Dataset rows describing interfaces:
=======

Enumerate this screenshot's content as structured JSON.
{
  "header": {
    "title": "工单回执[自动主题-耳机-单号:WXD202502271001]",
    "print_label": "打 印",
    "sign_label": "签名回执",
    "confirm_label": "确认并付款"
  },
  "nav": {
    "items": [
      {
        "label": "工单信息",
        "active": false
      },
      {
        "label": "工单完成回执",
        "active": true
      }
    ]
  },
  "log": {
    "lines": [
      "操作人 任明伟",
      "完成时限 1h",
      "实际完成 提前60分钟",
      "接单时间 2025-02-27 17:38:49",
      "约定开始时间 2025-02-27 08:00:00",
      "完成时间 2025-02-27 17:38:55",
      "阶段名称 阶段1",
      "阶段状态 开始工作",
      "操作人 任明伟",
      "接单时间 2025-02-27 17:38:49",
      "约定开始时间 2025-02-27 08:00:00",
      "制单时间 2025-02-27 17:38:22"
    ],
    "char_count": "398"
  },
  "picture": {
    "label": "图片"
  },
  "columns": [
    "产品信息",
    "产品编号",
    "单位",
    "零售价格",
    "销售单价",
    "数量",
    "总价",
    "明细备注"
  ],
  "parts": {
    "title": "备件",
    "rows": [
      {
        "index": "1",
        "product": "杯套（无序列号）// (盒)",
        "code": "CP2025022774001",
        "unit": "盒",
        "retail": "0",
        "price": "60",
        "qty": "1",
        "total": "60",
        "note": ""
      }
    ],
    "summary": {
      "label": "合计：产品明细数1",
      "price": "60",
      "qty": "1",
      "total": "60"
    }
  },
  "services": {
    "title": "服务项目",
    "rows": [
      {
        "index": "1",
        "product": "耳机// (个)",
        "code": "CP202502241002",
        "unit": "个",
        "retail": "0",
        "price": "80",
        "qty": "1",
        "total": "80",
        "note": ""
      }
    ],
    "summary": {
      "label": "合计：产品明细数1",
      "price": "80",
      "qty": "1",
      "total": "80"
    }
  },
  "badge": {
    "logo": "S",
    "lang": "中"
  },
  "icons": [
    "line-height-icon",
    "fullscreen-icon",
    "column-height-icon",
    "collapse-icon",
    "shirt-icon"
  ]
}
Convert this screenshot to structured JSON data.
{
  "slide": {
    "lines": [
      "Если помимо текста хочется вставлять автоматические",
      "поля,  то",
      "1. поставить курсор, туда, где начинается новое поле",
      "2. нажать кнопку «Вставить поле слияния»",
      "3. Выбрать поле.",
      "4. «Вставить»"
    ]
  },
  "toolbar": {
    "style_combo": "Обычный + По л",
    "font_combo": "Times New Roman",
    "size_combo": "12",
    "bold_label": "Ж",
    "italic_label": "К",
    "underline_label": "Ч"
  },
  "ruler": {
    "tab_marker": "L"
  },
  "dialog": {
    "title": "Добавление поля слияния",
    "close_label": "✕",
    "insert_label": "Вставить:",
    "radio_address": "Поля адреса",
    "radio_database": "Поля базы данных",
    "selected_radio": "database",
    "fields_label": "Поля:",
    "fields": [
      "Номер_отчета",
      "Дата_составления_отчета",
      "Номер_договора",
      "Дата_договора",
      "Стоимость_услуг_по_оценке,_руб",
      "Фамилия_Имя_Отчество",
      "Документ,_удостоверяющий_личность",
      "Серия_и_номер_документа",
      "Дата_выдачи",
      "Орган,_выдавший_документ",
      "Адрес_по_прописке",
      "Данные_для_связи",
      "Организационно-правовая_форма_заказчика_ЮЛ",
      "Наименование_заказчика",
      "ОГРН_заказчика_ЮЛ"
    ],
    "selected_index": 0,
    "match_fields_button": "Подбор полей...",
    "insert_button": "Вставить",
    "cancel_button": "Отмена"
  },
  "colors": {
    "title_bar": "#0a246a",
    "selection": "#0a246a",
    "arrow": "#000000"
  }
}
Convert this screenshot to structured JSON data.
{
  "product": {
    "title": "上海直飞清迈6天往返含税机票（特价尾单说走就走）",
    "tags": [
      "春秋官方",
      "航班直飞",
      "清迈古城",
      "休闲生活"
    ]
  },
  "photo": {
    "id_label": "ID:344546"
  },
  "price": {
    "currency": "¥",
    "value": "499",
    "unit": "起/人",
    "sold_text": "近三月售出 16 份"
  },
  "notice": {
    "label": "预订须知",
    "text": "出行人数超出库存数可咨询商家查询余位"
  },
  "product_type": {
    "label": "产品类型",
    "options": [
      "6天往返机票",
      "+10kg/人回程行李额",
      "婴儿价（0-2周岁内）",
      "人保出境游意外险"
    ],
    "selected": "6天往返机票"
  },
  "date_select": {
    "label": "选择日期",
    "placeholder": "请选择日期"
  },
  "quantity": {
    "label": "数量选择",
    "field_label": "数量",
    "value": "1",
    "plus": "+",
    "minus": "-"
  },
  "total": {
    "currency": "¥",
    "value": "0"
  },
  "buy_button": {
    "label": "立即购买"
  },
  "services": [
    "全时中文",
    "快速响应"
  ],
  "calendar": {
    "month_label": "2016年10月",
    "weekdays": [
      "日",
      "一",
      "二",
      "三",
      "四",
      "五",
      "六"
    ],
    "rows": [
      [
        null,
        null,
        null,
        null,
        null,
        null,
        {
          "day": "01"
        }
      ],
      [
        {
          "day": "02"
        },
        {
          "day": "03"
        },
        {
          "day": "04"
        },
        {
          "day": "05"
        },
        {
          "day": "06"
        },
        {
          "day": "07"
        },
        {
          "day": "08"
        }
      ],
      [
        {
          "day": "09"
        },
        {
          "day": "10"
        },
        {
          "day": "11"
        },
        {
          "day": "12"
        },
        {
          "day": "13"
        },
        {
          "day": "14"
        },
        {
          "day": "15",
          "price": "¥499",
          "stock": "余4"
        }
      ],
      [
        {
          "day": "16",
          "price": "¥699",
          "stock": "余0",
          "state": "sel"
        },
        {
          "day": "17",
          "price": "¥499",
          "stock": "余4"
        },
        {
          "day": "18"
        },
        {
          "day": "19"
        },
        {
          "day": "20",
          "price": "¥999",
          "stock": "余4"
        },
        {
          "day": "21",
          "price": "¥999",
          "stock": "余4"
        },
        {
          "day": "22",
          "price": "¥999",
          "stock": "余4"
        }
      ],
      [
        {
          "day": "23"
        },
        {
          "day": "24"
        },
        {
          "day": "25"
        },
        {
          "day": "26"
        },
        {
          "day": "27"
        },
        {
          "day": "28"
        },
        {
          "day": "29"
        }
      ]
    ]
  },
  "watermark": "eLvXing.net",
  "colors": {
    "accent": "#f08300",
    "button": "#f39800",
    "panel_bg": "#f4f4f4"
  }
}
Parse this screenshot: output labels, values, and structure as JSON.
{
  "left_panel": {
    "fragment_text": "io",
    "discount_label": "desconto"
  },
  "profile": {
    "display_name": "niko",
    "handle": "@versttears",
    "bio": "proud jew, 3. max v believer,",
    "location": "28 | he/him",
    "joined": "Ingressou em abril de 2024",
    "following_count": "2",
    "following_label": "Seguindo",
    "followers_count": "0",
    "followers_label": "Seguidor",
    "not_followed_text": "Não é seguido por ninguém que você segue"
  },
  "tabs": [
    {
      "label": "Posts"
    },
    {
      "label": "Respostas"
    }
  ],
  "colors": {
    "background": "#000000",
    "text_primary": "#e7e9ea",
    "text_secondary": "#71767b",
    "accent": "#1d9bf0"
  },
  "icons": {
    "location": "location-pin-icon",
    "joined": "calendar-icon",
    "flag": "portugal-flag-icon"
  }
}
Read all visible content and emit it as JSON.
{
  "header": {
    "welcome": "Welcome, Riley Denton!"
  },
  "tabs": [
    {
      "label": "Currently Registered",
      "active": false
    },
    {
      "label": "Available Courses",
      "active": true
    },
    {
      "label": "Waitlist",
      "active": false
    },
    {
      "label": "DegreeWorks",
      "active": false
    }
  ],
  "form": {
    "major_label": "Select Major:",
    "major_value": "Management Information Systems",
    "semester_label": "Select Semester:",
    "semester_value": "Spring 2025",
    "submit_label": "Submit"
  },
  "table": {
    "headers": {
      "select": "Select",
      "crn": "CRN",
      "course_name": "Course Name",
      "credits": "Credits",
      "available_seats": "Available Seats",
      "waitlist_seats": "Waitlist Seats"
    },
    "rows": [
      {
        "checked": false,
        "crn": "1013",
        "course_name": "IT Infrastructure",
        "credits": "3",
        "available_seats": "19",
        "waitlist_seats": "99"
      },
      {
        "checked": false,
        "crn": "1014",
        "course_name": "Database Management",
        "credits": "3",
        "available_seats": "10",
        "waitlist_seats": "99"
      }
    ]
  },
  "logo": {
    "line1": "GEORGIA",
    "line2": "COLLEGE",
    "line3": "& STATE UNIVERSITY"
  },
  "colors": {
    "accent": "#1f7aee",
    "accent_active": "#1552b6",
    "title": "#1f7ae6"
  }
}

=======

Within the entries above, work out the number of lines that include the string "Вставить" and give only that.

4